Problem details –
Lines holding the word "icon" are the ones to copy from the data below.

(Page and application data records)

---+---

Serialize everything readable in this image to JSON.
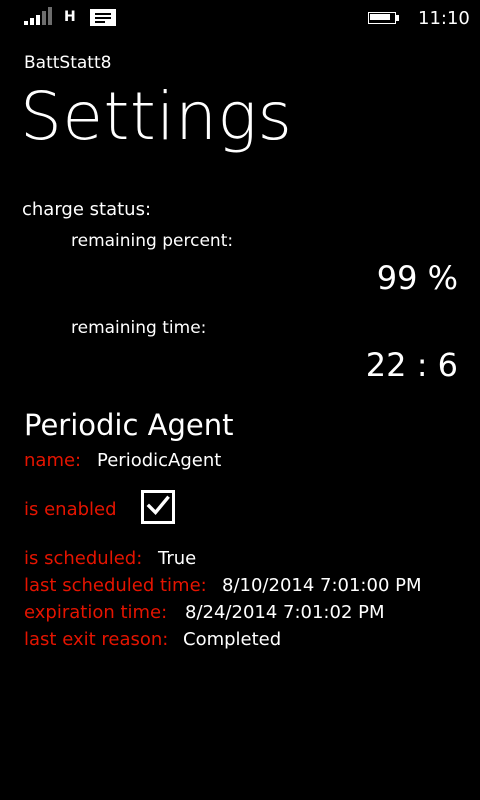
{
  "status_bar": {
    "network_type": "H",
    "time": "11:10",
    "signal_icon": "signal-strength-icon",
    "message_icon": "message-icon",
    "battery_icon": "battery-icon",
    "battery_level": 0.9
  },
  "app": {
    "title": "BattStatt8"
  },
  "page": {
    "title": "Settings"
  },
  "charge": {
    "label": "charge status:",
    "percent_label": "remaining percent:",
    "percent_value": "99 %",
    "time_label": "remaining time:",
    "time_value": "22 : 6"
  },
  "agent": {
    "title": "Periodic Agent",
    "name_label": "name:",
    "name_value": "PeriodicAgent",
    "enabled_label": "is enabled",
    "enabled_checked": true,
    "scheduled_label": "is scheduled:",
    "scheduled_value": "True",
    "last_scheduled_label": "last scheduled time:",
    "last_scheduled_value": "8/10/2014 7:01:00 PM",
    "expiration_label": "expiration time:",
    "expiration_value": "8/24/2014 7:01:02 PM",
    "exit_reason_label": "last exit reason:",
    "exit_reason_value": "Completed"
  },
  "colors": {
    "background": "#000000",
    "foreground": "#ffffff",
    "accent_label": "#e51400",
    "signal_dim": "#6d6d6d"
  }
}
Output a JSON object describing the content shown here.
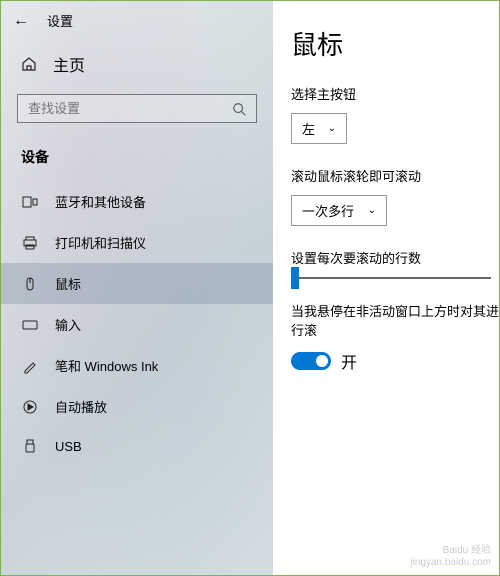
{
  "header": {
    "title": "设置"
  },
  "home": {
    "label": "主页"
  },
  "search": {
    "placeholder": "查找设置"
  },
  "section": {
    "label": "设备"
  },
  "nav": {
    "items": [
      {
        "label": "蓝牙和其他设备"
      },
      {
        "label": "打印机和扫描仪"
      },
      {
        "label": "鼠标"
      },
      {
        "label": "输入"
      },
      {
        "label": "笔和 Windows Ink"
      },
      {
        "label": "自动播放"
      },
      {
        "label": "USB"
      }
    ]
  },
  "main": {
    "title": "鼠标",
    "primary_button": {
      "label": "选择主按钮",
      "value": "左"
    },
    "scroll_wheel": {
      "label": "滚动鼠标滚轮即可滚动",
      "value": "一次多行"
    },
    "lines_to_scroll": {
      "label": "设置每次要滚动的行数"
    },
    "inactive_scroll": {
      "label": "当我悬停在非活动窗口上方时对其进行滚",
      "state": "开"
    }
  },
  "watermark": {
    "brand": "Baidu 经验",
    "url": "jingyan.baidu.com"
  }
}
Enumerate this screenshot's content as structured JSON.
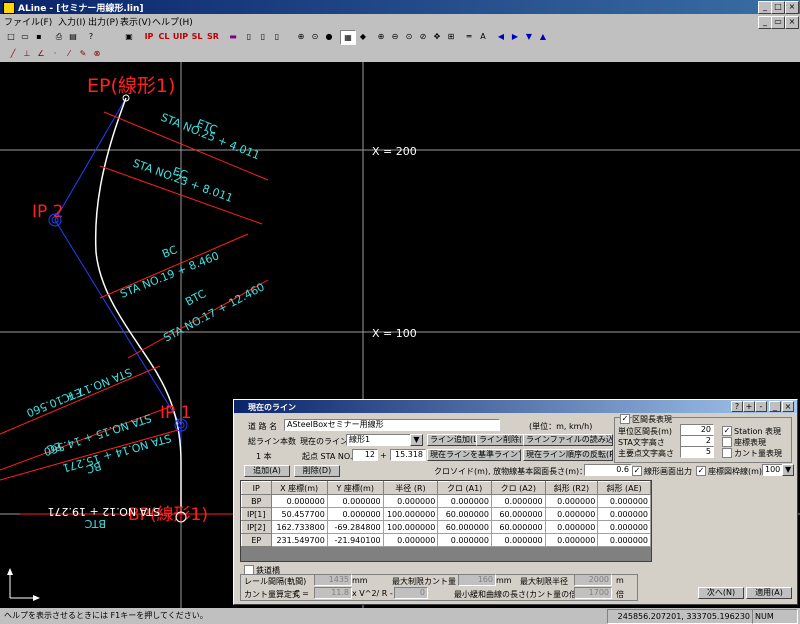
{
  "window": {
    "title": "ALine - [セミナー用線形.lin]"
  },
  "menu": [
    "ファイル(F)",
    "入力(I)",
    "出力(P)",
    "表示(V)",
    "ヘルプ(H)"
  ],
  "toolbar": {
    "buttons": [
      "IP",
      "CL",
      "UIP",
      "SL",
      "SR"
    ]
  },
  "canvas": {
    "grid_labels": [
      "X = 200",
      "X = 100"
    ],
    "points": [
      "EP(線形1)",
      "IP 2",
      "IP 1",
      "BP(線形1)"
    ],
    "stations": [
      {
        "code": "ETC",
        "sta": "STA NO.25 + 4.011"
      },
      {
        "code": "EC",
        "sta": "STA NO.23 + 8.011"
      },
      {
        "code": "BC",
        "sta": "STA NO.19 + 8.460"
      },
      {
        "code": "BTC",
        "sta": "STA NO.17 + 12.460"
      },
      {
        "code": "ETC",
        "sta": "STA NO.17 + 10.560"
      },
      {
        "code": "EC",
        "sta": "STA NO.15 + 14.560"
      },
      {
        "code": "BC",
        "sta": "STA NO.14 + 15.271"
      },
      {
        "code": "BTC",
        "sta": "STA NO.12 + 19.271"
      }
    ]
  },
  "dialog": {
    "title": "現在のライン",
    "route_name_label": "道 路 名",
    "route_name": "ASteelBoxセミナー用線形",
    "unit": "(単位：m, km/h)",
    "total_lines_label": "総ライン本数",
    "total_lines": "1 本",
    "current_line_label": "現在のライン",
    "current_line": "線形1",
    "start_sta_label": "起点 STA NO.",
    "start_sta_no": "12",
    "start_sta_plus": "+",
    "start_sta_offset": "15.318",
    "btn_add_line": "ライン追加(L)",
    "btn_delete_line": "ライン削除(E)",
    "btn_load_file": "ラインファイルの読み込み",
    "btn_set_base": "現在ラインを基準ラインで",
    "btn_reverse": "現在ライン順序の反転(R)",
    "btn_add": "追加(A)",
    "btn_delete": "削除(D)",
    "clothoid_label": "クロソイド(m), 放物線基本図面長さ(m)：",
    "clothoid_value": "0.6",
    "chk_line_screen_out": "線形画面出力",
    "chk_coord_frame": "座標図枠線(m)",
    "frame_value": "100",
    "interval_display": {
      "label": "区間長表現",
      "unit_interval_label": "単位区間長(m)",
      "unit_interval": "20",
      "sta_char_label": "STA文字高さ",
      "sta_char": "2",
      "main_point_char_label": "主要点文字高さ",
      "main_point_char": "5",
      "chk_station": "Station 表現",
      "chk_coord": "座標表現",
      "chk_cant": "カント量表現"
    },
    "table": {
      "headers": [
        "IP",
        "X 座標(m)",
        "Y 座標(m)",
        "半径 (R)",
        "クロ (A1)",
        "クロ (A2)",
        "斜形 (R2)",
        "斜形 (AE)"
      ],
      "rows": [
        [
          "BP",
          "0.000000",
          "0.000000",
          "0.000000",
          "0.000000",
          "0.000000",
          "0.000000",
          "0.000000"
        ],
        [
          "IP[1]",
          "50.457700",
          "0.000000",
          "100.000000",
          "60.000000",
          "60.000000",
          "0.000000",
          "0.000000"
        ],
        [
          "IP[2]",
          "162.733800",
          "-69.284800",
          "100.000000",
          "60.000000",
          "60.000000",
          "0.000000",
          "0.000000"
        ],
        [
          "EP",
          "231.549700",
          "-21.940100",
          "0.000000",
          "0.000000",
          "0.000000",
          "0.000000",
          "0.000000"
        ]
      ]
    },
    "rail": {
      "chk_label": "鉄道橋",
      "gauge_label": "レール間隔(軌間)",
      "gauge": "1435",
      "gauge_unit": "mm",
      "max_cant_label": "最大制限カント量",
      "max_cant": "160",
      "max_cant_unit": "mm",
      "min_radius_label": "最大制限半径",
      "min_radius": "2000",
      "min_radius_unit": "m",
      "cant_formula_label": "カント量算定式",
      "c_label": "C =",
      "c_value": "11.8",
      "formula": "x V^2/ R -",
      "formula_value": "0",
      "min_transition_label": "最小緩和曲線の長さ(カント量の倍数)",
      "min_transition": "1700",
      "min_transition_unit": "倍"
    },
    "btn_next": "次へ(N)",
    "btn_apply": "適用(A)"
  },
  "status": {
    "help": "ヘルプを表示させるときには F1キーを押してください。",
    "coords": "245856.207201, 333705.196230",
    "num": "NUM"
  },
  "colors": {
    "canvas_bg": "#000000",
    "red": "#ff2020",
    "cyan": "#40e0e0",
    "blue": "#2040ff",
    "white": "#ffffff"
  }
}
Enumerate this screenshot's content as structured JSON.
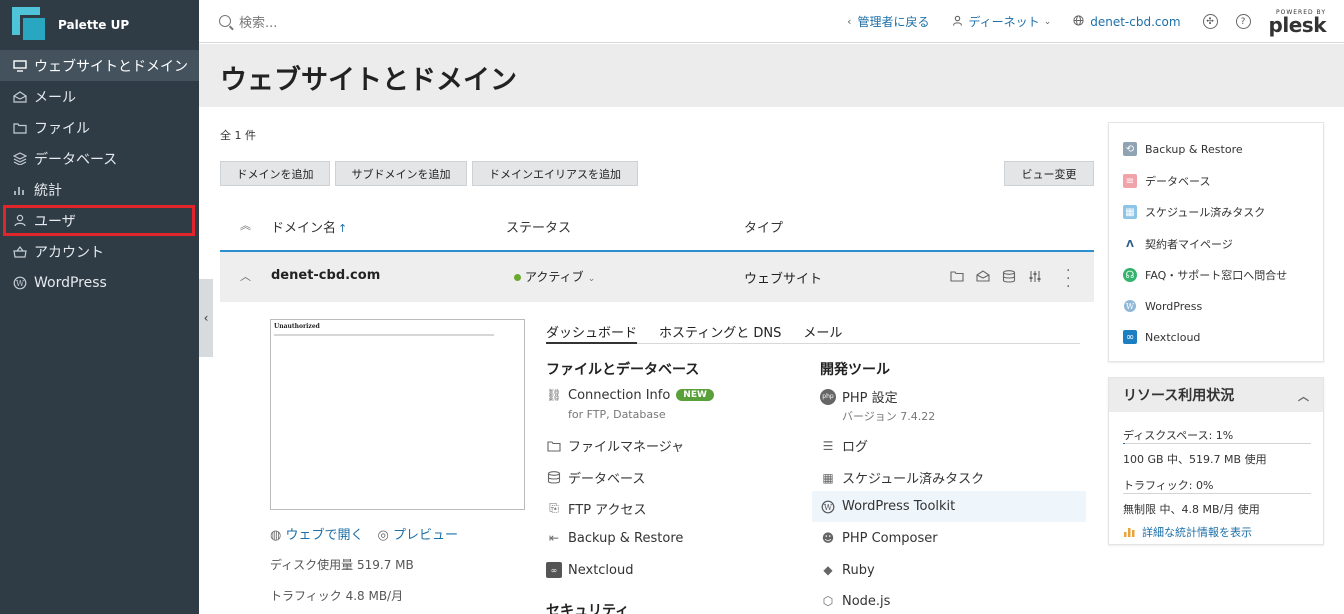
{
  "app": {
    "name": "Palette UP"
  },
  "sidebar": {
    "items": [
      {
        "label": "ウェブサイトとドメイン",
        "icon": "monitor-icon",
        "active": true
      },
      {
        "label": "メール",
        "icon": "mail-icon"
      },
      {
        "label": "ファイル",
        "icon": "folder-icon"
      },
      {
        "label": "データベース",
        "icon": "database-icon"
      },
      {
        "label": "統計",
        "icon": "bar-chart-icon"
      },
      {
        "label": "ユーザ",
        "icon": "user-icon",
        "highlighted": true
      },
      {
        "label": "アカウント",
        "icon": "account-icon"
      },
      {
        "label": "WordPress",
        "icon": "wordpress-icon"
      }
    ]
  },
  "topbar": {
    "search_placeholder": "検索...",
    "back_to_admin": "管理者に戻る",
    "user": "ディーネット",
    "domain": "denet-cbd.com",
    "powered_by": "POWERED BY",
    "brand": "plesk"
  },
  "page": {
    "title": "ウェブサイトとドメイン",
    "count": "全 1 件"
  },
  "buttons": {
    "add_domain": "ドメインを追加",
    "add_subdomain": "サブドメインを追加",
    "add_alias": "ドメインエイリアスを追加",
    "change_view": "ビュー変更"
  },
  "table": {
    "col_domain": "ドメイン名",
    "col_status": "ステータス",
    "col_type": "タイプ",
    "row": {
      "domain": "denet-cbd.com",
      "status": "アクティブ",
      "type": "ウェブサイト"
    }
  },
  "preview": {
    "title": "Unauthorized",
    "open_web": "ウェブで開く",
    "preview": "プレビュー",
    "disk_usage": "ディスク使用量 519.7 MB",
    "traffic": "トラフィック 4.8 MB/月"
  },
  "tabs": [
    "ダッシュボード",
    "ホスティングと DNS",
    "メール"
  ],
  "files_section": {
    "heading": "ファイルとデータベース",
    "connection_info": "Connection Info",
    "new_badge": "NEW",
    "connection_sub": "for FTP, Database",
    "file_manager": "ファイルマネージャ",
    "databases": "データベース",
    "ftp": "FTP アクセス",
    "backup": "Backup & Restore",
    "nextcloud": "Nextcloud",
    "security_heading": "セキュリティ"
  },
  "dev_section": {
    "heading": "開発ツール",
    "php": "PHP 設定",
    "php_version": "バージョン 7.4.22",
    "logs": "ログ",
    "scheduled": "スケジュール済みタスク",
    "wp_toolkit": "WordPress Toolkit",
    "composer": "PHP Composer",
    "ruby": "Ruby",
    "node": "Node.js"
  },
  "side_links": [
    "Backup & Restore",
    "データベース",
    "スケジュール済みタスク",
    "契約者マイページ",
    "FAQ・サポート窓口へ問合せ",
    "WordPress",
    "Nextcloud"
  ],
  "resources": {
    "title": "リソース利用状況",
    "disk_label": "ディスクスペース: 1%",
    "disk_fraction": 0.01,
    "disk_detail": "100 GB 中、519.7 MB 使用",
    "traffic_label": "トラフィック: 0%",
    "traffic_fraction": 0,
    "traffic_detail": "無制限 中、4.8 MB/月 使用",
    "stats_link": "詳細な統計情報を表示"
  }
}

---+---

Answer to the exercise –
    "signal_icon": "signal-strength-icon",
    "message_icon": "message-icon",
    "battery_icon": "battery-icon",
        "icon": "monitor-icon",
        "icon": "mail-icon"
        "icon": "folder-icon"
        "icon": "database-icon"
        "icon": "bar-chart-icon"
        "icon": "user-icon",
        "icon": "account-icon"
        "icon": "wordpress-icon"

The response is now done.